# Invertible Elements in Finite Groups that are NOT Equal to Themselves

Consider a finite group $(G, \cdot)$. For each $x \in G$ let $-x \in G$ denote the inverse of $x$ under the operation $\cdot$. Now consider the subset $S \subseteq G$ of invertible elements whose inverse is not equal to themselves, that is:

(1)We will now look at some interesting results regarding the number of elements in $S$.

Proposition 1: If $(G, \cdot)$ is a finite group, $e \in G$ is the identity with respect to $\cdot$, and $S \subseteq G$ where $S = \{ x \in G : x \neq - x \}$ then $\mid S \mid$ is even. |

**Proof:**The subset $S \subseteq$ is the set of all invertible elements whose inverse is not equal to themselves. Hence, for each $x \in S$ there exists a $-x \in S$ such that $x + (-x) = e$ and where $x \neq -x$. Conversely, for $-x \in S$ we have that $x \in S$ is such that $(-x) + x = e$. Therefore the elements in $S$ come pairs from the uniqueness of inverses under the operation $\cdot$, so $\mid S \mid$ is even.

Corollary 2: Let $(G, \cdot)$ be a finite group and let $e \in G$ be the identity with respect to $\cdot$. If $\mid G \mid$ is odd then the number of elements in $G$ that are equal to their inverse with respect to $\cdot$ is odd, and if $\mid G \mid$ is even then the number of elements in $G$ that are equal to their inverse with respect to $\cdot$ is even. |

**Proof:**Let $S = \{ x \in G : x \neq -x \}$. From Proposition 1 we have that $\mid S \mid$ is even. Now, consider the set of elements in $G$ that are equal to their inverse with respect to $\cdot$. This set can be written in the form:

- Clearly $G = S \cup (G \setminus S )$ and $S \cap (G \setminus S) = \emptyset$ and since $G$ is a finite set, we have that:

- Suppose that $\mid G \mid$ is odd. Then $\mid G \mid + \mid S \mid$ is odd, so $\mid G \setminus S \mid$ is odd, that is, the number of elements in $G$ that are equal to their inverse with respect to $\cdot$ is odd. Similarly, suppose that $\mid G \mid$ is even. Then $\mid G \mid + \mid S \mid$ is even, so $\mid G \setminus S \mid$ is even and so the number of elements in $G$ that are equal to their inverse with respect to $\cdot$ is even. $\blacksquare$

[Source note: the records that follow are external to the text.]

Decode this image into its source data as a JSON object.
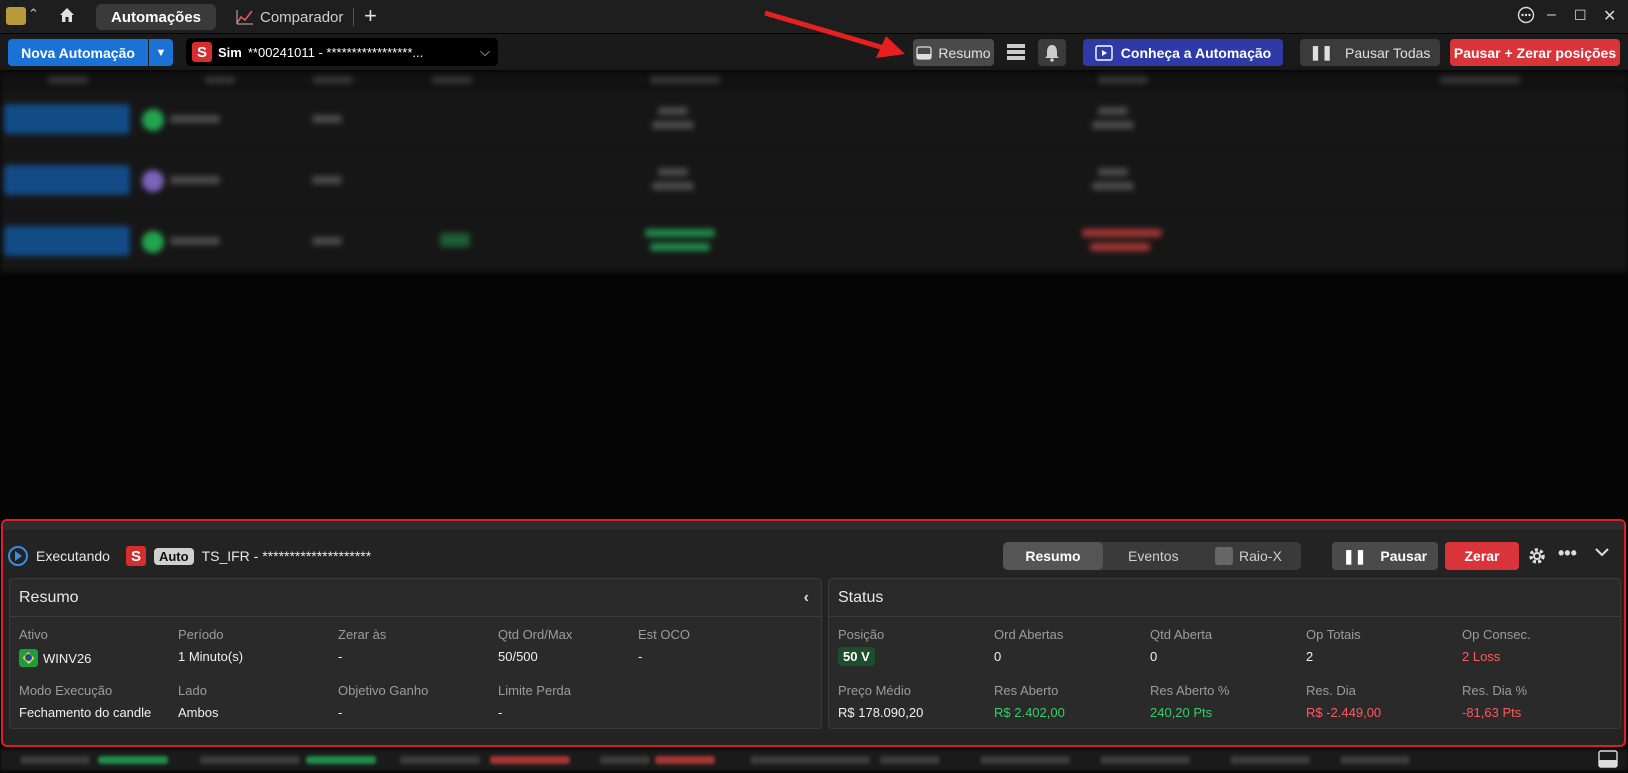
{
  "titlebar": {
    "tabs": [
      {
        "label": "Automações",
        "active": true
      },
      {
        "label": "Comparador",
        "active": false
      }
    ],
    "window_controls": [
      "more-icon",
      "minimize-icon",
      "maximize-icon",
      "close-icon"
    ]
  },
  "toolbar": {
    "new_automation": "Nova Automação",
    "account_badge": "S",
    "account_label": "Sim",
    "account_value": "**00241011 - *****************...",
    "resumo": "Resumo",
    "conheca": "Conheça a Automação",
    "pausar_todas": "Pausar Todas",
    "pausar_zerar": "Pausar + Zerar posições"
  },
  "panel": {
    "state": "Executando",
    "badge_s": "S",
    "badge_auto": "Auto",
    "strategy": "TS_IFR - ********************",
    "tabs": [
      "Resumo",
      "Eventos",
      "Raio-X"
    ],
    "pausar": "Pausar",
    "zerar": "Zerar",
    "resumo": {
      "title": "Resumo",
      "fields": [
        {
          "label": "Ativo",
          "value": "WINV26"
        },
        {
          "label": "Período",
          "value": "1 Minuto(s)"
        },
        {
          "label": "Zerar às",
          "value": "-"
        },
        {
          "label": "Qtd Ord/Max",
          "value": "50/500"
        },
        {
          "label": "Est OCO",
          "value": "-"
        },
        {
          "label": "Modo Execução",
          "value": "Fechamento do candle"
        },
        {
          "label": "Lado",
          "value": "Ambos"
        },
        {
          "label": "Objetivo Ganho",
          "value": "-"
        },
        {
          "label": "Limite Perda",
          "value": "-"
        }
      ]
    },
    "status": {
      "title": "Status",
      "fields": [
        {
          "label": "Posição",
          "value": "50 V"
        },
        {
          "label": "Ord Abertas",
          "value": "0"
        },
        {
          "label": "Qtd Aberta",
          "value": "0"
        },
        {
          "label": "Op Totais",
          "value": "2"
        },
        {
          "label": "Op Consec.",
          "value": "2 Loss"
        },
        {
          "label": "Preço Médio",
          "value": "R$ 178.090,20"
        },
        {
          "label": "Res Aberto",
          "value": "R$ 2.402,00"
        },
        {
          "label": "Res Aberto %",
          "value": "240,20 Pts"
        },
        {
          "label": "Res. Dia",
          "value": "R$ -2.449,00"
        },
        {
          "label": "Res. Dia %",
          "value": "-81,63 Pts"
        }
      ]
    }
  },
  "colors": {
    "accent_blue": "#1a72d6",
    "danger_red": "#d9343a",
    "purple": "#2e3aa8",
    "positive": "#2fd06a",
    "negative": "#ff5a5f"
  }
}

Corollary 3: Let $(G, \cdot)$ be a finite group and let $e \in G$ be the identity with respect to $\cdot$. If $\mid G \mid$ is even then there exists an element $x \in G$ such that $x = x^{-1}$ and $x \neq e$. |

**Proof:**Suppose that $\mid G \mid$ is even. By Corollary 2 above, this implies that $\mid G \setminus S \mid$ is even too, that is, the number of elements $x \in G$ that are equal to their inverse with respect to $\cdot$ is even. We see that $e \in G \setminus S$ since $e \cdot e = e$. Since $\mid G \setminus S \mid$ is even, there must then exist another element $x \in G \setminus S$ such that $x = x^{-1}$. $\blacksquare$

*It is important to note that Corollary 2 need not hold if $\mid G \mid$ is odd. For example, consider the group $(\mathbb{Z}_3, \cdot)$ of integers modulo $3$ where for $x, y \in \mathbb{Z}_3$ we define $x \cdot y = (x + y) \mod 3$. We noted earlier that for each $x \in \mathbb{Z}_3$ that the inverse of $x$ will be $3 - x$ if $x \neq 0$ and $0$ if $x = 0$. We have that $e = 0$, so clearly $e \cdot e = 0 = e$. Furthermore, $1 \cdot 2 = 0 = e$. So as you can see, there does not exist an element $x \in \mathbb{Z}_3$ such that $x \neq e$ and for which $x = -x$.*